Though it once again reunites him with Crazy Horse and includes such typical rock workouts as the lengthy "Change Your Mind" and the raucous "Piece of Crap," Sleeps With Angels is more musically varied than most of Neil Young's albums with his erstwhile backup group, ranging from piano-based ballads like the album opener, "My Heart," and closer, "A Dream That Can Last," which might have fit on After the Gold Rush, to the country-folk "Train of Love," which sounds like a leftover from Harvest Moon, and the hard-edged grunge of the title track. The Crazy Horse influence comes in the songs' structural simplicity and the unpolished playing.

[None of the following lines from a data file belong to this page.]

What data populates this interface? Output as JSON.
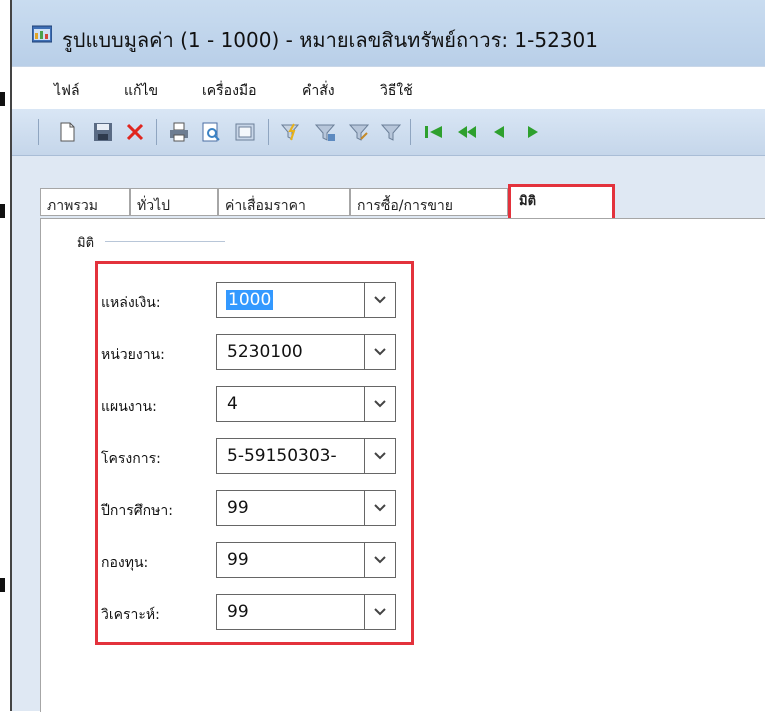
{
  "window": {
    "title": "รูปแบบมูลค่า (1 - 1000) - หมายเลขสินทรัพย์ถาวร: 1-52301"
  },
  "menu": {
    "items": [
      "ไฟล์",
      "แก้ไข",
      "เครื่องมือ",
      "คำสั่ง",
      "วิธีใช้"
    ]
  },
  "toolbar": {
    "icons": [
      "new-document-icon",
      "save-icon",
      "delete-icon",
      "print-icon",
      "print-preview-icon",
      "export-excel-icon",
      "filter-by-selection-icon",
      "filter-icon",
      "advanced-filter-icon",
      "remove-filter-icon",
      "first-record-icon",
      "previous-page-icon",
      "previous-record-icon",
      "next-record-icon"
    ]
  },
  "tabs": [
    {
      "label": "ภาพรวม",
      "active": false
    },
    {
      "label": "ทั่วไป",
      "active": false
    },
    {
      "label": "ค่าเสื่อมราคา",
      "active": false
    },
    {
      "label": "การซื้อ/การขาย",
      "active": false
    },
    {
      "label": "มิติ",
      "active": true
    }
  ],
  "dimensions": {
    "group_title": "มิติ",
    "fields": [
      {
        "label": "แหล่งเงิน:",
        "value": "1000",
        "selected": true
      },
      {
        "label": "หน่วยงาน:",
        "value": "5230100",
        "selected": false
      },
      {
        "label": "แผนงาน:",
        "value": "4",
        "selected": false
      },
      {
        "label": "โครงการ:",
        "value": "5-59150303-",
        "selected": false
      },
      {
        "label": "ปีการศึกษา:",
        "value": "99",
        "selected": false
      },
      {
        "label": "กองทุน:",
        "value": "99",
        "selected": false
      },
      {
        "label": "วิเคราะห์:",
        "value": "99",
        "selected": false
      }
    ]
  },
  "colors": {
    "highlight": "#e3323c",
    "selection": "#3399ff"
  }
}
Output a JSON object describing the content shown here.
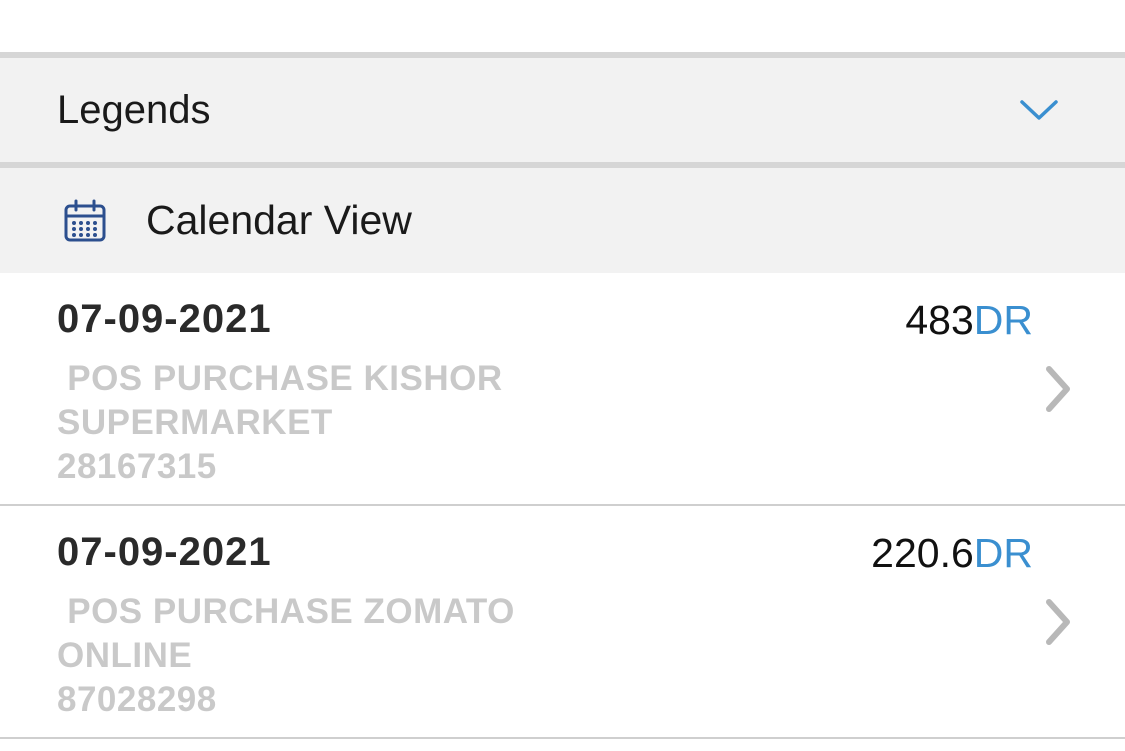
{
  "legends": {
    "title": "Legends",
    "toggle_icon": "chevron-down-icon",
    "accent_color": "#3a8fd0"
  },
  "calendar": {
    "title": "Calendar View",
    "icon": "calendar-icon"
  },
  "transactions": [
    {
      "date": "07-09-2021",
      "amount": "483",
      "type": "DR",
      "description_lines": [
        " POS PURCHASE KISHOR",
        "SUPERMARKET",
        "28167315"
      ],
      "icon": "chevron-right-icon"
    },
    {
      "date": "07-09-2021",
      "amount": "220.6",
      "type": "DR",
      "description_lines": [
        " POS PURCHASE ZOMATO",
        "ONLINE",
        "87028298"
      ],
      "icon": "chevron-right-icon"
    }
  ]
}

Though musically diverse, Sleeps With Angels is a song cycle in which Young repeats the same themes and images. To put it simply, the album is about death, presumably primarily the suicide of Nirvana's Kurt Cobain, which occurred while it was being recorded. From "My Heart," which declares, "It's not too late" and "Somehow, someone has a dream come true," to "A Dream That Can Last," which declares, "There's a better life for me someday," Young begins and ends with a shaky, uncertain optimism, even though his language is riddled with references to violence, especially gunfire, and desperation. As in the album's title, even the references to sleep and dreams are about death. Young repeats some of the same lines from song to song and sometimes the same music ("Western Hero" and "Train of Love" have the same tune). The album thus has a tired, mournful feel that is both compelling and off-putting. Young had not investigated such forbidding territory since the days of Tonight's the Night and On the Beach, and Sleeps With Angels is on a par with those often harrowing works.
AllMusic Review by William Ruhlmann